---- Given data
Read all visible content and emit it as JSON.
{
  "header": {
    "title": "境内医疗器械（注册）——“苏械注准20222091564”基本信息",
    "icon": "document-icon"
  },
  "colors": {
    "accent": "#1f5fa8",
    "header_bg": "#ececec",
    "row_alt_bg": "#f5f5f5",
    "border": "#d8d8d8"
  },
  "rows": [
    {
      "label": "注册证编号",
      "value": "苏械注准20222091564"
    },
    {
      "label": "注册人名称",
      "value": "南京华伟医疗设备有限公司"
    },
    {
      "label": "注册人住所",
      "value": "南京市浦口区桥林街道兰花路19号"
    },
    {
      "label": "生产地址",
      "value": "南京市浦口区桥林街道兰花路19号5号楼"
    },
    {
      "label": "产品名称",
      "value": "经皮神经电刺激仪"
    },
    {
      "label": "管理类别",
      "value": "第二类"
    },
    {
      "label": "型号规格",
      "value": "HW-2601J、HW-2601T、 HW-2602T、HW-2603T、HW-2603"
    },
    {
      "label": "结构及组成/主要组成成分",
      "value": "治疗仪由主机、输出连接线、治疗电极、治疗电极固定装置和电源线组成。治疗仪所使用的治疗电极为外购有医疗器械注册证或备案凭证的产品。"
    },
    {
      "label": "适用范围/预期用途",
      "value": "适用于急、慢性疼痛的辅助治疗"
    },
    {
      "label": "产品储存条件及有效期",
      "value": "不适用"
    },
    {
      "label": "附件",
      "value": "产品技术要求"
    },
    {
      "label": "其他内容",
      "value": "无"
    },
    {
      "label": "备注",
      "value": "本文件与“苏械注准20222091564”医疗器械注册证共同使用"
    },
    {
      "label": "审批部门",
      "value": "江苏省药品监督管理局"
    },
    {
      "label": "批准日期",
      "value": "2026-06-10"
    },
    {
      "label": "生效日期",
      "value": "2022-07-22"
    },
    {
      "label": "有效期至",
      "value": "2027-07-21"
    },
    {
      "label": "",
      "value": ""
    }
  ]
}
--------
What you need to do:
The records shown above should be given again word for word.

Result of this exercise:
Read all visible content and emit it as JSON.
{
  "header": {
    "title": "境内医疗器械（注册）——“苏械注准20222091564”基本信息",
    "icon": "document-icon"
  },
  "colors": {
    "accent": "#1f5fa8",
    "header_bg": "#ececec",
    "row_alt_bg": "#f5f5f5",
    "border": "#d8d8d8"
  },
  "rows": [
    {
      "label": "注册证编号",
      "value": "苏械注准20222091564"
    },
    {
      "label": "注册人名称",
      "value": "南京华伟医疗设备有限公司"
    },
    {
      "label": "注册人住所",
      "value": "南京市浦口区桥林街道兰花路19号"
    },
    {
      "label": "生产地址",
      "value": "南京市浦口区桥林街道兰花路19号5号楼"
    },
    {
      "label": "产品名称",
      "value": "经皮神经电刺激仪"
    },
    {
      "label": "管理类别",
      "value": "第二类"
    },
    {
      "label": "型号规格",
      "value": "HW-2601J、HW-2601T、 HW-2602T、HW-2603T、HW-2603"
    },
    {
      "label": "结构及组成/主要组成成分",
      "value": "治疗仪由主机、输出连接线、治疗电极、治疗电极固定装置和电源线组成。治疗仪所使用的治疗电极为外购有医疗器械注册证或备案凭证的产品。"
    },
    {
      "label": "适用范围/预期用途",
      "value": "适用于急、慢性疼痛的辅助治疗"
    },
    {
      "label": "产品储存条件及有效期",
      "value": "不适用"
    },
    {
      "label": "附件",
      "value": "产品技术要求"
    },
    {
      "label": "其他内容",
      "value": "无"
    },
    {
      "label": "备注",
      "value": "本文件与“苏械注准20222091564”医疗器械注册证共同使用"
    },
    {
      "label": "审批部门",
      "value": "江苏省药品监督管理局"
    },
    {
      "label": "批准日期",
      "value": "2026-06-10"
    },
    {
      "label": "生效日期",
      "value": "2022-07-22"
    },
    {
      "label": "有效期至",
      "value": "2027-07-21"
    },
    {
      "label": "",
      "value": ""
    }
  ]
}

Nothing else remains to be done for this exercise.